▸ **EXERCISE DESCRIPTION**: Give the total number of lines in the data below that include "time", and nothing else.

*** Begin section ***

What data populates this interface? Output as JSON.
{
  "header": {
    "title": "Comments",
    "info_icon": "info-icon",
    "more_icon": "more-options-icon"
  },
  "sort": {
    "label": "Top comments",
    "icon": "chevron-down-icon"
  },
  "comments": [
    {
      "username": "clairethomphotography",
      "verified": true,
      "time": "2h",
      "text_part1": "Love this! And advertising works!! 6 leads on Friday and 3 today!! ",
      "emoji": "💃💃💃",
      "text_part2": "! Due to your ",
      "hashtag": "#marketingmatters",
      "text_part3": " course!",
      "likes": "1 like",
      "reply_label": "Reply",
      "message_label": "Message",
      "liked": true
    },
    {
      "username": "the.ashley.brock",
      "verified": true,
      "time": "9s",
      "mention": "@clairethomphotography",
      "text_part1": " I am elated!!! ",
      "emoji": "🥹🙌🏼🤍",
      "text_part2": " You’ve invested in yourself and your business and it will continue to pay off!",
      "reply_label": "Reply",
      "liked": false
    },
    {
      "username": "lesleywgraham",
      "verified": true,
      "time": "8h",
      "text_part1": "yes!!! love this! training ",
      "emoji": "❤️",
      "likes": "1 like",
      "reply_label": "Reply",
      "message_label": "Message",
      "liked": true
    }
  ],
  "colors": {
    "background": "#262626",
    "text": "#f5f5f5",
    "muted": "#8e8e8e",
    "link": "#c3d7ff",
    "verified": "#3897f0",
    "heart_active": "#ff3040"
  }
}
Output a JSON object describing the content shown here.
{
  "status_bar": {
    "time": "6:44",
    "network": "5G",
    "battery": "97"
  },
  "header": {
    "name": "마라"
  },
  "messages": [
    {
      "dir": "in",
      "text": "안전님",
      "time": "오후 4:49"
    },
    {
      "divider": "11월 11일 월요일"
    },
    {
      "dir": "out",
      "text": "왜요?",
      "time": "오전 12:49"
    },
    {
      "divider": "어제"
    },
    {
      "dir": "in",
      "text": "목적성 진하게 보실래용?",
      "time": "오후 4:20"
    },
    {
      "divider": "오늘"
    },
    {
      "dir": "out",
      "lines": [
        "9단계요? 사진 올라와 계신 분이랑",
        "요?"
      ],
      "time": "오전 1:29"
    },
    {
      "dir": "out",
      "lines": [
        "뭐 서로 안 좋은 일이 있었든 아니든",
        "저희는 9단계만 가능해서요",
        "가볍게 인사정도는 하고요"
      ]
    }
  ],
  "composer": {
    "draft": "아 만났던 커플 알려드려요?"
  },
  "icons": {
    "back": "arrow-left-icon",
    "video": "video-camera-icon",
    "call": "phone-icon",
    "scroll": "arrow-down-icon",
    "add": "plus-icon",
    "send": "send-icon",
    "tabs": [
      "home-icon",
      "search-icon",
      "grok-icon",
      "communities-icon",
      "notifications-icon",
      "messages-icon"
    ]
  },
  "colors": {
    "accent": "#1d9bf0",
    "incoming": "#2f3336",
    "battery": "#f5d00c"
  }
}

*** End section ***

▸ **WRITTEN RESPONSE**: 8